It’s not easy (but not too hard) to be a PhD student

Pobsook Chamchong

With the movie ‘Man of Steel’ now showing in cinemas I’ve heard the song ‘Superman (it’s not easy)’ again, and it made me think about my life as a PhD student. Before I became a PhD student, I thought that it wouldn’t be that hard compared with being Superman – but it turns out that it’s not so easy either.

Being a second year PhD student, I have responded to many questions about PhD life from my friends – prospective students and those just thinking about studying for a PhD. So, I think this is a good opportunity to share my experience about the life of a PhD student.

Accessing data

My thesis concerns investigating collaboration between local governments in England and Thailand, selecting cases in Thailand is not difficult as I worked with key people in this policy area before I came to study in the UK.

However, selecting the UK cases was more difficult.
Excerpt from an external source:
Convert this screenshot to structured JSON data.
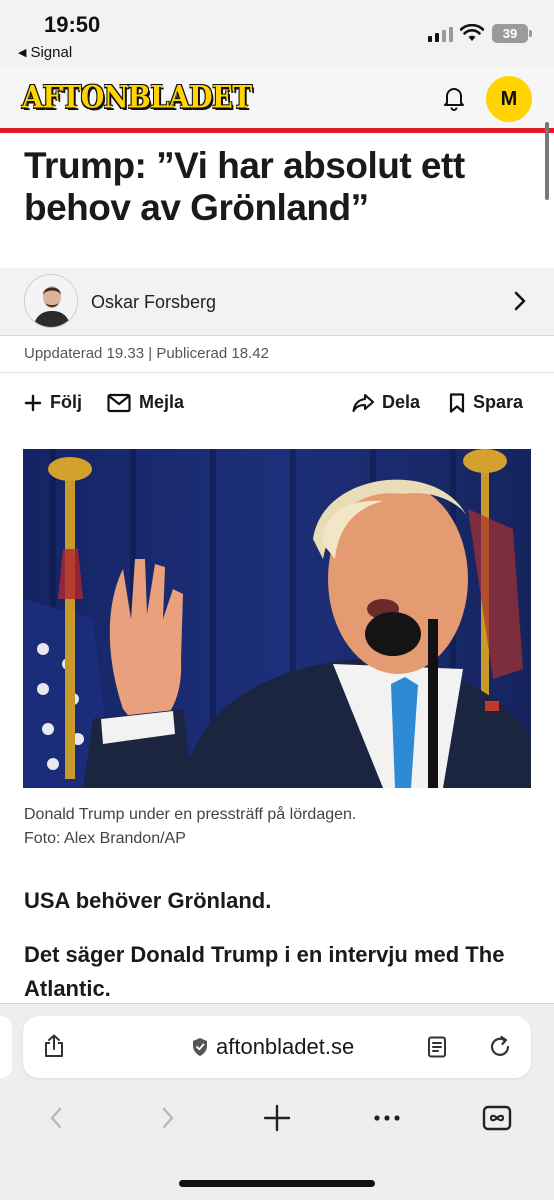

Although I could use the criteria related to my research objective and questions that I developed to select the cases, the issue of the gatekeeper, i.e. the key person who makes the final decision to allow the researcher access to the case study data (such as the chief executive of a local authority) gave rise to difficulties in collecting data. But with the support of INLOGOV I was able to make use of contacts, connections and knowledge of local authority collaboration in England – combined with a purposive sampling technique – to enable me to avoid problems associated with gatekeeping.


The supervisor is the most important person in your PhD studies, and I’ve had quite a few questions about the most appropriate ways to communicate with supervisors. I have supervision meetings twice a month, which is the standard procedure at INLOGOV.

From my experience, I found it useful to tell supervisors both what you do know and what you don’t know. Don’t hesitate to ask them questions because you will get useful advice. Moreover, I learnt from my supervisors that doing a PhD is not a linear process and it’s more like doing a jigsaw puzzle. So, it’s useful to be flexible and revise your work after receiving recommendations from your supervisors and the progress review committee – and to be strong enough to make academic arguments to support the choices that you have made.

A supportive environment

I found that it’s very important to have friends who are in the same boat as me. Unlike many universities in the UK, PhD students in the social sciences at the University of Birmingham study core modules in social research in the first year in order to gain skills and knowledge to be applied in their PhD studies. Besides this knowledge and skills, however, studying these modules allowed me to meet and work with other PhD students – we’ve become friends and help each other, travel together and discuss issues.

Being an international student and living outside my home country, it’s so good to have friends with whom I can share my thoughts and feelings, discuss both academic and personal issues, and give me a big hug when needed! Moreover, as the university provides offices and facilities for PhD students to work together, this hub has provided a chance for me to meet senior students. I don’t hesitate to ask them for advice, and these students are more than happy to help with any challenges that they’ve met before.

Balancing personal and academic life

Finally, one of the most important things is to find a way to balance your personal life and your academic life. Studying cannot be the only thing – I can say I study quite hard but I also play hard! Even though I’m a full time student that doesn’t mean I have to work office hours Monday-Friday, and one of the really nice things about doing a PhD is having the flexibility to work at different times of the week as suits my circumstances.

So, for all the reasons above, I think that being a PhD student at INLOGOV isn’t easy – but it’s not too hard to be either. Why not come and see for yourself?


Pobsook Chamchong is a Thai Government Scholarship PhD student at INLOGOV. Before coming to Birmingham, she previously worked as a researcher for the Thailand Political Development Councils and for the Thailand Reform Committee.